Chlorine-36 (36Cl) is an isotope of chlorine. Chlorine has two stable isotopes and one naturally occurring radioactive isotope, the cosmogenic isotope 36Cl. Its half-life is 301,300 ± 1,500 years.[1] 36Cl decays primarily (98%) by beta-minus decay to 36Ar, and the balance to 36S.[1]

Chlorine-36, 36Cl
Nameschlorine-36, Cl-36
Protons (Z)17
Neutrons (N)19
Nuclide data
Natural abundance7×10−13
Half-life (t1/2)301300±1500 years
Decay products36Ar
Decay modes
Decay modeDecay energy (MeV)
Beta minus710 keV
Electron capture120 keV
Electron capture1142 keV
Isotopes of chlorine
Complete table of nuclides

Trace amounts of radioactive 36Cl exist in the environment, in a ratio of about (7–10) × 10−13 to 1 with stable chlorine isotopes.[2][3] This corresponds to a concentration of approximately 1 Bq/(kg Cl).

36Cl is produced in the atmosphere by spallation of 36Ar by interactions with cosmic ray protons. In the top meter of the lithosphere, 36Cl is generated primarily by thermal neutron activation of 35Cl and spallation of 39K and 40Ca.[2] In the subsurface environment, muon capture by 40Ca becomes more important.[2] The production rates are about 4200 atoms 36Cl/yr/mole 39K and 3000 atoms 36Cl/yr/mole 40Ca, due to spallation in rocks at sea level.[2]

The half-life of this isotope makes it suitable for geologic dating in the range of 60,000 to 1 million years.[4] Its properties make it useful as a proxy data source to characterize cosmic particle bombardment and solar activity of the past.[5]

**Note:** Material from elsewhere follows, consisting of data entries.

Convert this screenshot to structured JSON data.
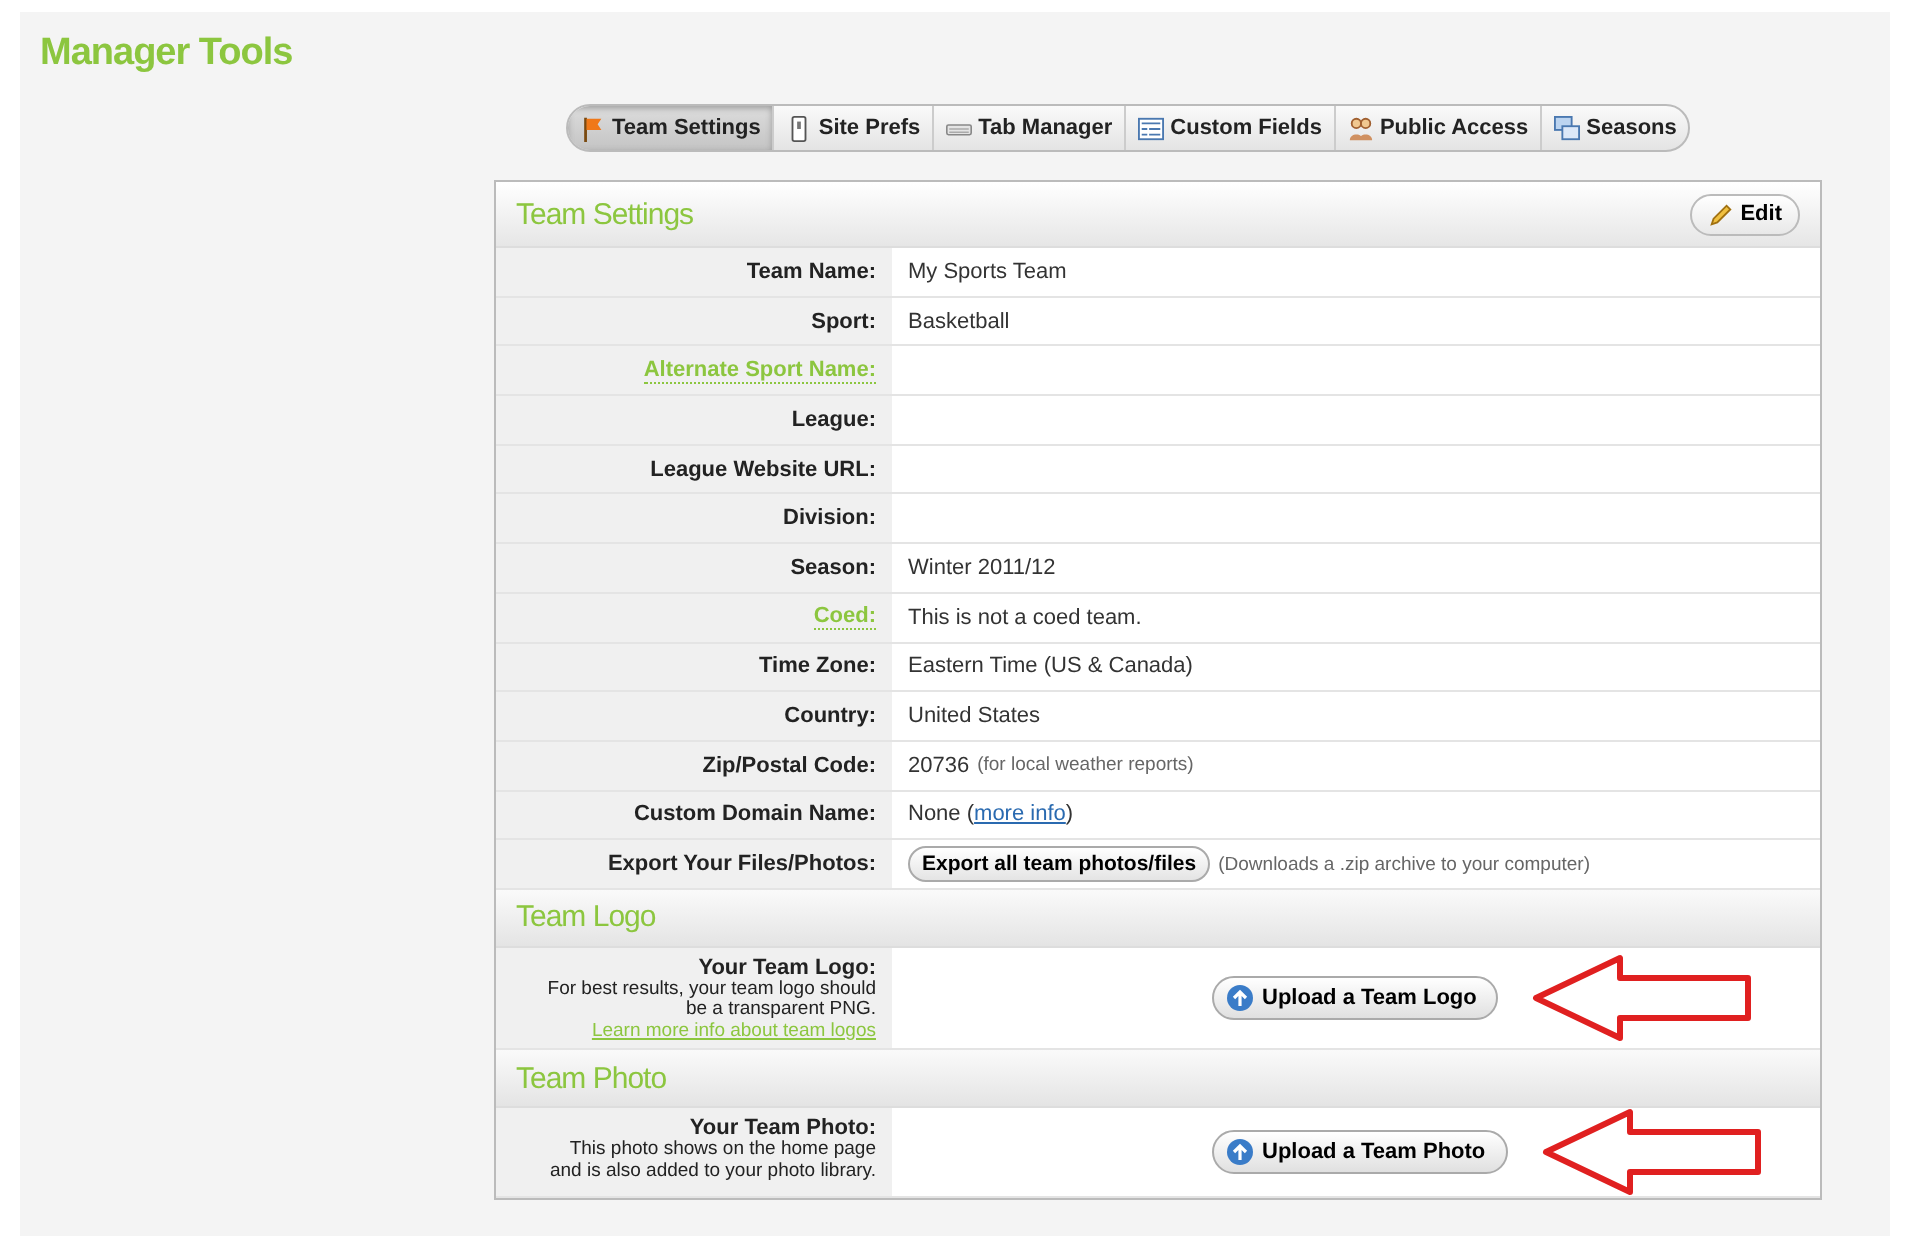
{
  "page_title": "Manager Tools",
  "tabs": [
    {
      "label": "Team Settings",
      "selected": true
    },
    {
      "label": "Site Prefs",
      "selected": false
    },
    {
      "label": "Tab Manager",
      "selected": false
    },
    {
      "label": "Custom Fields",
      "selected": false
    },
    {
      "label": "Public Access",
      "selected": false
    },
    {
      "label": "Seasons",
      "selected": false
    }
  ],
  "settings": {
    "title": "Team Settings",
    "edit_button": "Edit",
    "rows": [
      {
        "label": "Team Name:",
        "help": false,
        "kind": "text",
        "value": "My Sports Team"
      },
      {
        "label": "Sport:",
        "help": false,
        "kind": "text",
        "value": "Basketball"
      },
      {
        "label": "Alternate Sport Name:",
        "help": true,
        "kind": "empty"
      },
      {
        "label": "League:",
        "help": false,
        "kind": "empty"
      },
      {
        "label": "League Website URL:",
        "help": false,
        "kind": "empty"
      },
      {
        "label": "Division:",
        "help": false,
        "kind": "empty"
      },
      {
        "label": "Season:",
        "help": false,
        "kind": "text",
        "value": "Winter 2011/12"
      },
      {
        "label": "Coed:",
        "help": true,
        "kind": "text",
        "value": "This is not a coed team."
      },
      {
        "label": "Time Zone:",
        "help": false,
        "kind": "text",
        "value": "Eastern Time (US & Canada)"
      },
      {
        "label": "Country:",
        "help": false,
        "kind": "text",
        "value": "United States"
      },
      {
        "label": "Zip/Postal Code:",
        "help": false,
        "kind": "text",
        "value": "20736",
        "note": "(for local weather reports)"
      },
      {
        "label": "Custom Domain Name:",
        "help": false,
        "kind": "link",
        "value": "None (",
        "link": "more info",
        "after": ")"
      },
      {
        "label": "Export Your Files/Photos:",
        "help": false,
        "kind": "button",
        "button": "Export all team photos/files",
        "note": "(Downloads a .zip archive to your computer)"
      }
    ]
  },
  "sections": [
    {
      "title": "Team Logo",
      "label": "Your Team Logo:",
      "description": "For best results, your team logo should be a transparent PNG.",
      "link": "Learn more info about team logos",
      "button": "Upload a Team Logo"
    },
    {
      "title": "Team Photo",
      "label": "Your Team Photo:",
      "description": "This photo shows on the home page and is also added to your photo library.",
      "button": "Upload a Team Photo"
    }
  ]
}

Additionally, large amounts of 36Cl were produced by irradiation of seawater during atmospheric and underwater test detonations of nuclear weapons between 1952 and 1958. The residence time of 36Cl in the atmosphere is about 2 years. Thus, as an event marker of 1950s water in soil and ground water, 36Cl is also useful for dating waters less than 50 years before the present. 36Cl has seen use in other areas of the geological sciences, including dating ice and sediments.

See alsoEdit


  1. ^ a b Audi, G.; Kondev, F. G.; Wang, M.; Huang, W. J.; Naimi, S. (2017). "The NUBASE2016 evaluation of nuclear properties" (PDF). Chinese Physics C. 41 (3): 030001. Bibcode:2017ChPhC..41c0001A. doi:10.1088/1674-1137/41/3/030001.
  2. ^ a b c d M. Zreda; et al. (1991). "Cosmogenic chlorine-36 production rates in terrestrial rocks". Earth and Planetary Science Letters. 105 (1–3): 94–109. Bibcode:1991E&PSL.105...94Z. doi:10.1016/0012-821X(91)90123-Y.
  3. ^ M. Sheppard and M. Herod (2012). "Variation in background concentrations and specific activities of 36Cl, 129I and U/Th-series radionuclides in surface waters". Journal of Environmental Radioactivity. 106: 27–34. doi:10.1016/j.jenvrad.2011.10.015. PMID 22304997.
  4. ^ "Chlorine". Isotopes & Hydrology. Archived from the original on 2004-03-27.
  5. ^ Paleari, Chiara I.; F. Mekhaldi; F. Adolphi; M. Christl; C. Vockenhuber; P. Gautschi; J. Beer; N. Brehm; T. Erhardt; H.-A. Synal; L. Wacker; F. Wilhelms; R. Muscheler (2022). "Cosmogenic radionuclides reveal an extreme solar particle storm near a solar minimum 9125 years BP". Nat. Commun. 13 (214). doi:10.1038/s41467-021-27891-4.